How to use Python Decorators

Decorators are handy sugars for Python programmers to shorten things and provides more concise programming.

For instance you can use decorators for user authentication for your REST API servers. Assume that, you need to auth. the user for before each REST calls. Instead of appending the same procedure to each call function, it is better to define decorator and tagging it onto your call functions.

Let's see the small example below. I hope it is self-descriptive.

How to use Decorators:

Decorators are functions called by annotations
Annotations are the tags prefixed by @

### Decorator functions ###
def helloSpace(target_func):
def new_func():
print "Hello Space!"
return new_func

def helloCosmos(target_func):
def  new_func():
print "Hello Cosmos!"
return new_func

@helloCosmos # annotation
@helloSpace # annotation
def hello():
print "Hello World!"

### Above code is equivalent to these lines
# hello = helloSpace(hello)
# hello = helloCosmos(hello)

### Let's Try


Passing multiple arguments for Python multiprocessing.pool

Python is a very bright language that is used by variety of users and mitigates many of pain.

One of the core functionality of Python that I frequently use is multiprocessing module. It is very efficient way of distribute your computation  embarrassingly.

If you read about the module and got used, at some point you will realize, there is no way proposed to pass multiple arguments to parallelized function. Now, I will present a way to achieve in a very Pythonized way.

For our instance, we have two lists with same number of arguments but they need to be fed into the function which is pooling.

Here we have self cover code:

Project Euler - Problem 12

As a 2 years researcher, I feel a bit rusty to code.  I search a good set of execises to hone my abilities again and I stumbled upon Project Euler. This site hosts increasing number of very well formed algorithmic problems and discussions. It ranges very basic problems to very high level ones, requiring profound knowledge and practice.
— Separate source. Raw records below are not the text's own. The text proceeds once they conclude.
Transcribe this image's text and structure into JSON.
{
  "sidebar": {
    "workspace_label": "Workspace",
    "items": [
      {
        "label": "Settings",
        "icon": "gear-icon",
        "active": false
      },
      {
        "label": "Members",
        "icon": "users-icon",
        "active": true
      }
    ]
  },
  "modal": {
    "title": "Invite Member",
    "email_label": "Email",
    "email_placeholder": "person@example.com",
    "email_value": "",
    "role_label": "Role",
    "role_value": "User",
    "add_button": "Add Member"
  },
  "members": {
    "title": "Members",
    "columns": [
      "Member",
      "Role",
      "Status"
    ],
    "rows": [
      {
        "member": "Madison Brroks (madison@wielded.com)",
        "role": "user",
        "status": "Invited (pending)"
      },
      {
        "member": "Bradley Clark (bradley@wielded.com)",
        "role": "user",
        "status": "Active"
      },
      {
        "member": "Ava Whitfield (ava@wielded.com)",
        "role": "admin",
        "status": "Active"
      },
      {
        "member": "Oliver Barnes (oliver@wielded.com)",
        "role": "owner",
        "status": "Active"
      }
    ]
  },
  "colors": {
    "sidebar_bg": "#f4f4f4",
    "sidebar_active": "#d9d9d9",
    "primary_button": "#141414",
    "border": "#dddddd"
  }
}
After that intro. I want to introduce one of the example question from Project Euler. NOTE THAT, IF YOU ALREADY KNOW THE SITE AND YOU TRY TO SOLVE THAT PROBLEM, DO NOT CHEAT YOURSELF.
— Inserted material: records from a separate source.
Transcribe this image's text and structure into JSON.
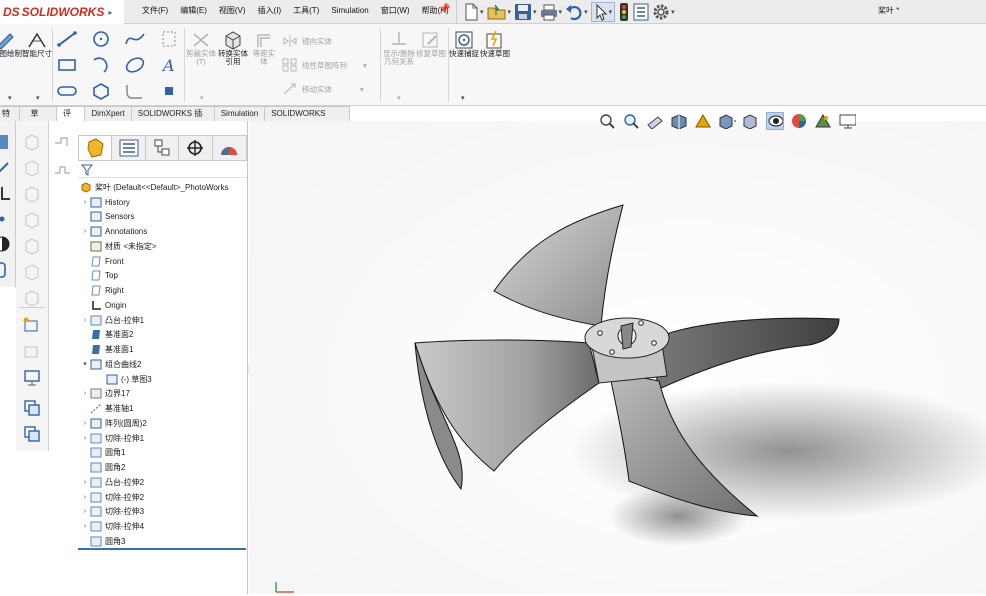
{
  "app": {
    "logo_prefix": "DS",
    "logo_name": "SOLIDWORKS",
    "doc_title": "桨叶 *"
  },
  "menu": [
    "文件(F)",
    "编辑(E)",
    "视图(V)",
    "插入(I)",
    "工具(T)",
    "Simulation",
    "窗口(W)",
    "帮助(H)"
  ],
  "toolbar": {
    "sketch_tool": "草图绘制",
    "smart_dim": "智能尺寸",
    "trim": "剪裁实体(T)",
    "convert": "转换实体引用",
    "offset": "等距实体",
    "mirror": "镜向实体",
    "linear_pattern": "线性草图阵列",
    "move": "移动实体",
    "show_delete": "显示/删除几何关系",
    "repair": "修复草图",
    "quick_snap": "快速捕捉",
    "rapid_sketch": "快速草图"
  },
  "tabs": [
    "特征",
    "草图",
    "评估",
    "DimXpert",
    "SOLIDWORKS 插件",
    "Simulation",
    "SOLIDWORKS MBD"
  ],
  "active_tab_index": 1,
  "tree": {
    "root": "桨叶  (Default<<Default>_PhotoWorks",
    "items": [
      {
        "label": "History",
        "icon": "history-icon",
        "arrow": true
      },
      {
        "label": "Sensors",
        "icon": "sensors-icon",
        "arrow": false
      },
      {
        "label": "Annotations",
        "icon": "annotations-icon",
        "arrow": true
      },
      {
        "label": "材质 <未指定>",
        "icon": "material-icon",
        "arrow": false
      },
      {
        "label": "Front",
        "icon": "plane-icon",
        "arrow": false
      },
      {
        "label": "Top",
        "icon": "plane-icon",
        "arrow": false
      },
      {
        "label": "Right",
        "icon": "plane-icon",
        "arrow": false
      },
      {
        "label": "Origin",
        "icon": "origin-icon",
        "arrow": false
      },
      {
        "label": "凸台-拉伸1",
        "icon": "extrude-icon",
        "arrow": true
      },
      {
        "label": "基准面2",
        "icon": "plane-solid-icon",
        "arrow": false
      },
      {
        "label": "基准面1",
        "icon": "plane-solid-icon",
        "arrow": false
      },
      {
        "label": "组合曲线2",
        "icon": "curve-icon",
        "arrow": true,
        "expanded": true
      },
      {
        "label": "(-) 草图3",
        "icon": "sketch-icon",
        "arrow": false,
        "indent": true
      },
      {
        "label": "边界17",
        "icon": "boundary-icon",
        "arrow": true
      },
      {
        "label": "基准轴1",
        "icon": "axis-icon",
        "arrow": false
      },
      {
        "label": "阵列(圆周)2",
        "icon": "pattern-icon",
        "arrow": true
      },
      {
        "label": "切除-拉伸1",
        "icon": "cut-icon",
        "arrow": true
      },
      {
        "label": "圆角1",
        "icon": "fillet-icon",
        "arrow": false
      },
      {
        "label": "圆角2",
        "icon": "fillet-icon",
        "arrow": false
      },
      {
        "label": "凸台-拉伸2",
        "icon": "extrude-icon",
        "arrow": true
      },
      {
        "label": "切除-拉伸2",
        "icon": "cut-icon",
        "arrow": true
      },
      {
        "label": "切除-拉伸3",
        "icon": "cut-icon",
        "arrow": true
      },
      {
        "label": "切除-拉伸4",
        "icon": "cut-icon",
        "arrow": true
      },
      {
        "label": "圆角3",
        "icon": "fillet-icon",
        "arrow": false
      }
    ]
  },
  "colors": {
    "brand": "#d52b1e",
    "accent": "#3a6ea5"
  }
}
Here is the problem statement we try to solve. Continue reading Project Euler - Problem 12

Two way python dictionary

Here there is a simple class implementation of Two way Dictionary that uses from native dictionary class of Python. The main idea of that kind of data structure to reach, but side of the data by using other side as the key. It is like bi-directional relation between items.

A dumb use case:
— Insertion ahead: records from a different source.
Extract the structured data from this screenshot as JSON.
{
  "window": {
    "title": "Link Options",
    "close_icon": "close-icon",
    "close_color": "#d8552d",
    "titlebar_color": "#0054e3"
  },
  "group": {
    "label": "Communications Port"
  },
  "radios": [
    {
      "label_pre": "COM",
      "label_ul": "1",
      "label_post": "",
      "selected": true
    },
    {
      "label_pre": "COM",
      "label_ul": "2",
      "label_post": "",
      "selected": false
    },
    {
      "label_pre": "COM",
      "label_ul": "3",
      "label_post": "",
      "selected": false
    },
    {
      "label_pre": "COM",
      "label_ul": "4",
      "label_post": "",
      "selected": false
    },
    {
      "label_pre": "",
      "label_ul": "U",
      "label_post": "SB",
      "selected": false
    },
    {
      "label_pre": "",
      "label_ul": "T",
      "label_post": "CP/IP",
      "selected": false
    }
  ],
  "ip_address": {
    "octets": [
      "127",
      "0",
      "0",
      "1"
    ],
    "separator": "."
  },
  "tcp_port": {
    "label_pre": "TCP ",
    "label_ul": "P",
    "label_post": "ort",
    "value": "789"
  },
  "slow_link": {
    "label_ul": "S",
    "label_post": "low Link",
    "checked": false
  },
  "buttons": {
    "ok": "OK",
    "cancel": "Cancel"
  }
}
d = TwoWayDict()
d['erogol'] = 13
print d['erogol']
# outputs 13
print d[13]
# outputs erogol

Here is the class implementation. However, keep in mid that this class uses more x2 memory to keep the data with that functionality.

class TwoWayDict(dict):
    def __len__(self):
        return dict.__len__(self) / 2

    def __setitem__(self, key, value):
        dict.__setitem__(self, key, value)
        dict.__setitem__(self, value, key)

Hope this helps in some hinge 🙂

Simple Parallel Processing in Python

Here is a very concise view of Python multiprocessing module and its benefits. It is certainly important module for large scale data mining and machine learning projects and Kaggle like challenges. Therefore take a brief look to that slide to discover how to up-up your project cycle.

For more info refer to :

de-importing a Python module with a simple function

Sometimes it is eluding to de-importing some of the python modules especially dwelling on IPython since you have changes something on the module and IPython does not see those  changes even you import the module again. The solution of such a problem is to de-import the module and import again. Here is the function that de-import the staff.



Setting up cudamat in Ubuntu Machine

cudamat is a python library that makes you available to use CUDA benefits from Python instead of intricate low level approaches. This interface uses also

Before follow these steps please make sure that you installed a working CUDA library.

  1. Download cudamat from
  2. Compile with 'make' in the root downloaded folder /path/to/cudamat
  3. Set the environment variables to include cudamat in PYTHONPATH to be able to imported by any script. Run followings in the command line.
     export PYTHONPATH
  4. You are ready to use cudamat.

Here is a simple code you might test;

 # -*- coding: utf-8 -*-
 import numpy as np
 import cudamat as cm
 # create two random matrices and copy them to the GPU
 a = cm.CUDAMatrix(np.random.rand(32, 256))
 b = cm.CUDAMatrix(np.random.rand(256, 32))
 # perform calculations on the GPU
 c = cm.dot(a, b)
 d = c.sum(axis = 0)
 # copy d back to the host (CPU) and print
 print d.asarray()

Note: If you get any other path problem, it would be related to CUDA installation therefore check environment parameters need to be set for CUDA.